Senator Kamala Harris of California is looking into whether the opioid addiction treatment was marketed too aggressively.
If there’s such a thing as a too-successful marketing campaign, it looks like the Waltham-based drug company behind one of the hottest drugs in the fight against opioid addiction might have found it. On Monday, Sen. Kamala Harris (D-Calif.) announced that she was opening an investigation into whether Alkermes, the Massachusetts company behind the monthly addiction treatment Vivitrol, had pursued aggressive sales tactics and lobbying to increase the use of its drug over cheaper and more established alternatives.
Vivitrol, a monthly shot that makes it almost impossible for users to get high from opiates, is an increasingly popular tool in the in the effort to fight the opioid crisis, to the extent that sometimes—in jails and drug courts in particular—it’s the only medical treatment on offer. Between 2011 and 2016, sales of Vivitrol grew from $30 million to $209 million.
The company has been relatively open about cultivating a symbiotic relationship with law enforcement, but this summer its sales strategy began to come under scrutiny. The company regularly pitched the drug directly to law enforcement and drug courts, and provided free shots to prisoners as they were being released. It also stands accused of playing on stigmas against more established alternatives like methadone and buprenorphine.
For instance, Alkermes CEO Richard Pops told the New York Times in June that people who opted for methadone and buprenorphine to treat their addiction “aren’t strident about wanting to be drug-free.” In a letter to Pops released by Harris’s office, the senator claims that, “As a result [of these sales efforts], cheaper and more thoroughly studied treatments appear to have been stigmatized and marginalized.”
A recent investigation by Boston Magazine explored how Alkermes pioneered its strategy of working with law enforcement right here in Massachusetts back in 2011, while still struggling to gain a foothold for Vivitrol. The company partnered with the Barnstable County Correctional Facility to provide free shots for inmates who had struggled with opioid addiction as they were being released. Sheriff James Cummings, who runs the facility, has since become an outspoken advocate for the drug, and has traveled around the United States and abroad to champion its use. Currently, 11 of the 12 main sheriff’s offices in the state have programs similar to Barnstable’s.

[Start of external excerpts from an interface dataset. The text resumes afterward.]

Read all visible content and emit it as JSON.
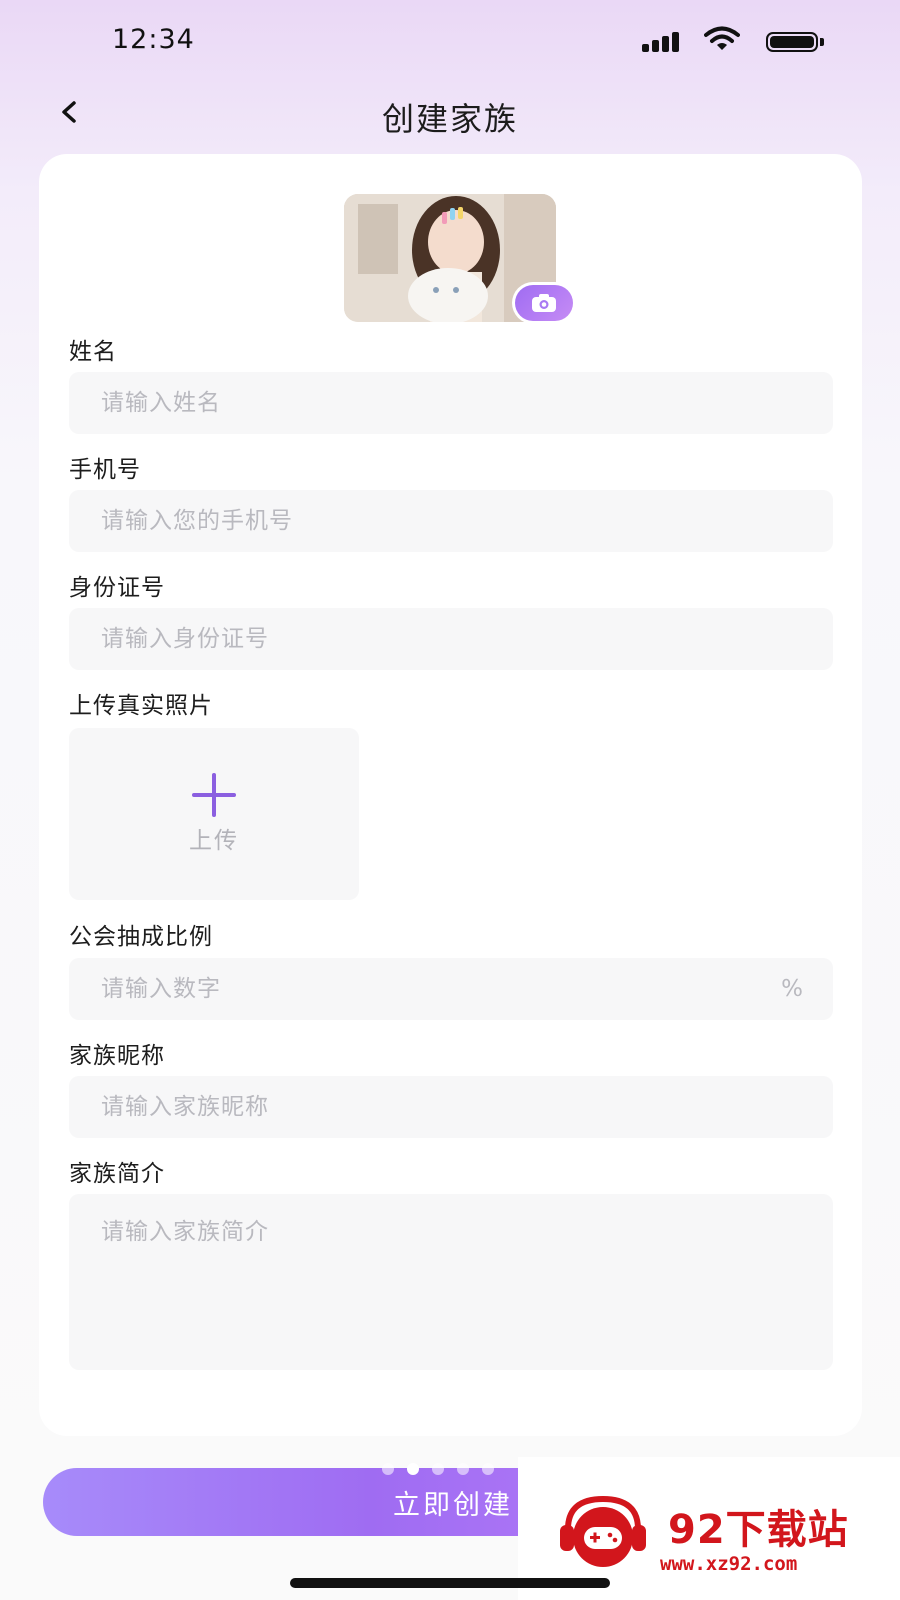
{
  "status_bar": {
    "time": "12:34"
  },
  "header": {
    "title": "创建家族"
  },
  "form": {
    "name": {
      "label": "姓名",
      "placeholder": "请输入姓名"
    },
    "phone": {
      "label": "手机号",
      "placeholder": "请输入您的手机号"
    },
    "id_number": {
      "label": "身份证号",
      "placeholder": "请输入身份证号"
    },
    "photo": {
      "label": "上传真实照片",
      "upload_text": "上传"
    },
    "commission": {
      "label": "公会抽成比例",
      "placeholder": "请输入数字",
      "suffix": "%"
    },
    "nickname": {
      "label": "家族昵称",
      "placeholder": "请输入家族昵称"
    },
    "intro": {
      "label": "家族简介",
      "placeholder": "请输入家族简介"
    }
  },
  "submit": {
    "label": "立即创建"
  },
  "watermark": {
    "title": "92下载站",
    "url": "www.xz92.com"
  },
  "colors": {
    "accent": "#9f6cf2",
    "accent_light": "#c084fc",
    "field_bg": "#f7f7f8",
    "watermark_red": "#d2161c"
  },
  "icons": {
    "back": "chevron-left-icon",
    "camera": "camera-icon",
    "upload": "plus-icon"
  }
}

Earlier investigations by the New York Times, NPR, and ProPublica revealed aggressive outreach efforts to judges, lawmakers, and jails across the country. According to Harris’s letter, Alkermes chief commercial officer, Mark Stejbach, told investors the company’s outreach was meant to “create a gentle federal breeze to kind of sweep behind us—behind our sales really, and help ignite what’s going on individually.” Since 2013, Alkermes has donated $23,000 to Massachusetts politicians and spent hundreds of thousands of dollars on local lobbying. The company has spent $19 million on federal lobbying since the drug was approved in 2010.
On Monday, Harris requested information “related to the sales, marketing, and educational strategies [Alkermes] has employed to promote Vivitrol as a treatment for opioid addiction.” That includes judicial officials and drug courts that the company assigned sales reps to, jails it provided free shots to, information about the “speakers bureau” that advocated for the drug, documents related to its lobbying, and studies about the drug’s effectiveness.

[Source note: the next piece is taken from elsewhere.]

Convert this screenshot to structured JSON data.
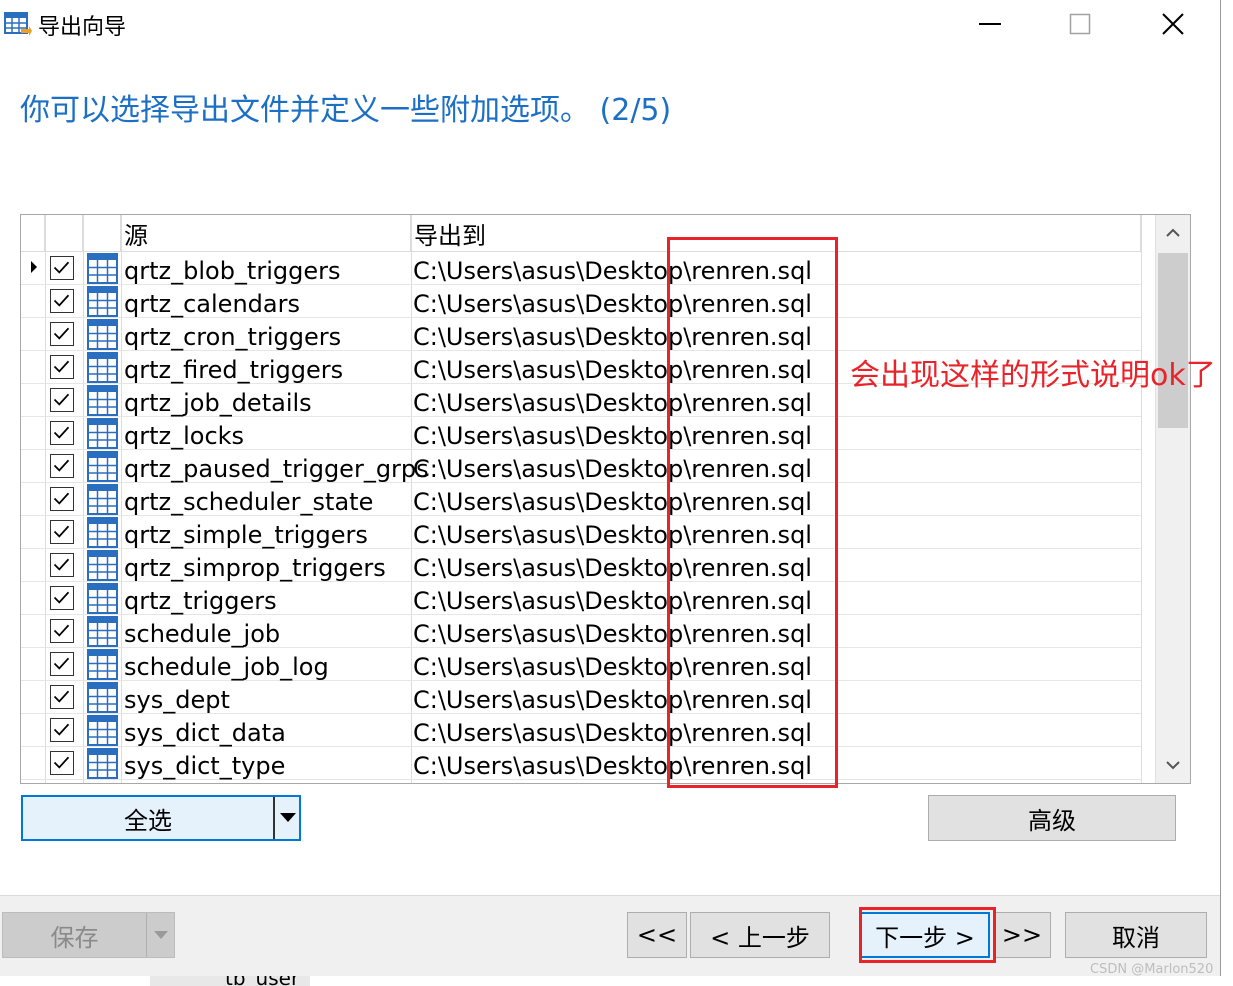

While Vivitrol has become popular, scientific evidence of its effectiveness is slim. The first study directly comparing its effectiveness to buprenorphine, which is sold under the name Suboxone, was published in October, and found that both drugs had a similar degree of success. A more robust study being run by the National Institute of Health is expected to be released soon.

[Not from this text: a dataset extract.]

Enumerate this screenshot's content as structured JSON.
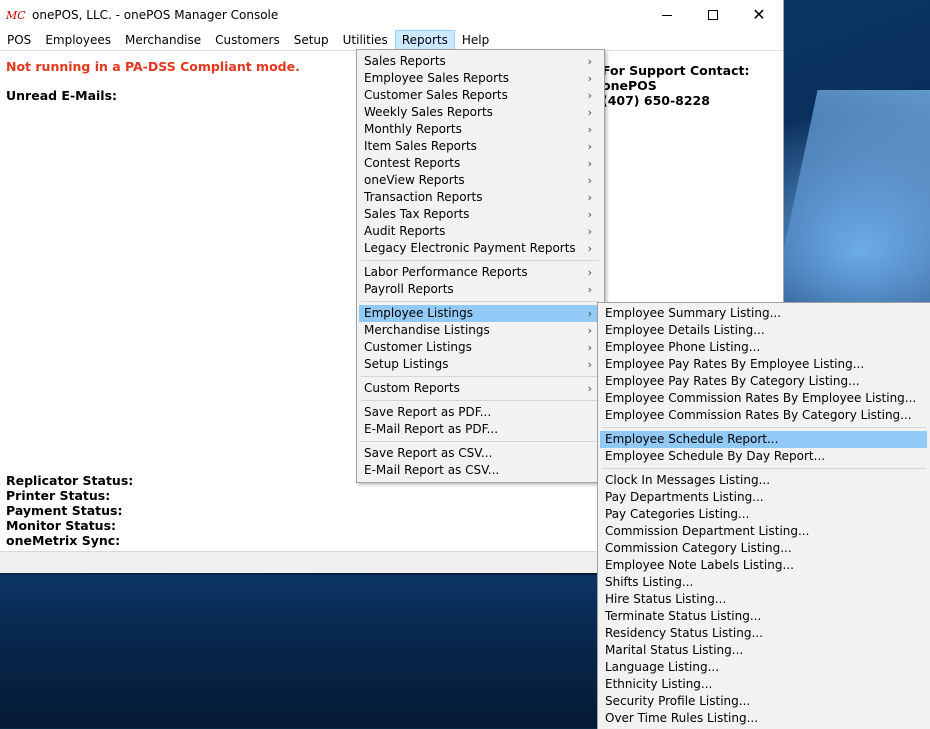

“The severity of this crisis makes effective opioid addiction treatment an important priority, and it is crucial that treatment approaches rest on sound science and the best judgement of medical professionals—not the marketing and lobbying prowess of the pharmaceutical industry,” Harris said in her letter.
The company responded to Harris’s comments in statement that defended its drug as “a disruptive approach that challenges the treatment status quo,” offering patients another option, and criticized the current treatment system as “one-size-fits-all.” The statement asserted that the company has been transparent in its outreach and that the company will “continue to be a strong voice in modernizing and advancing the treatment of opioid addiction, and encourage the examination of the addiction treatment system.”
Harris asked that the information be delivered no later than December .